## WHAT TO PRODUCE
Word for word, repeat all of the entries below.

## Recorded data
□ □ □ □ □ □ □

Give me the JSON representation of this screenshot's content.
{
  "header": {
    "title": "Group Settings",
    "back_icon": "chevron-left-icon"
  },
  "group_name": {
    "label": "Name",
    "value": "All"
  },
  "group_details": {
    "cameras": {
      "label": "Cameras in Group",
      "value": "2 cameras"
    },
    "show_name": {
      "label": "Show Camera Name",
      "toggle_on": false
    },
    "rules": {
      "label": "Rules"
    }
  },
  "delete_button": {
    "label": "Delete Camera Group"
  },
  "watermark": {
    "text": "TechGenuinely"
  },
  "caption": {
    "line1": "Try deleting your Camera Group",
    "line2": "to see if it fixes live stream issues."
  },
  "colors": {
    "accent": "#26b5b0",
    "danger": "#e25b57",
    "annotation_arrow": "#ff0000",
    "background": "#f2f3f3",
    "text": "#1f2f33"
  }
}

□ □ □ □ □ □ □

## TASK SOLUTION
Give me the JSON representation of this screenshot's content.
{
  "header": {
    "title": "Group Settings",
    "back_icon": "chevron-left-icon"
  },
  "group_name": {
    "label": "Name",
    "value": "All"
  },
  "group_details": {
    "cameras": {
      "label": "Cameras in Group",
      "value": "2 cameras"
    },
    "show_name": {
      "label": "Show Camera Name",
      "toggle_on": false
    },
    "rules": {
      "label": "Rules"
    }
  },
  "delete_button": {
    "label": "Delete Camera Group"
  },
  "watermark": {
    "text": "TechGenuinely"
  },
  "caption": {
    "line1": "Try deleting your Camera Group",
    "line2": "to see if it fixes live stream issues."
  },
  "colors": {
    "accent": "#26b5b0",
    "danger": "#e25b57",
    "annotation_arrow": "#ff0000",
    "background": "#f2f3f3",
    "text": "#1f2f33"
  }
}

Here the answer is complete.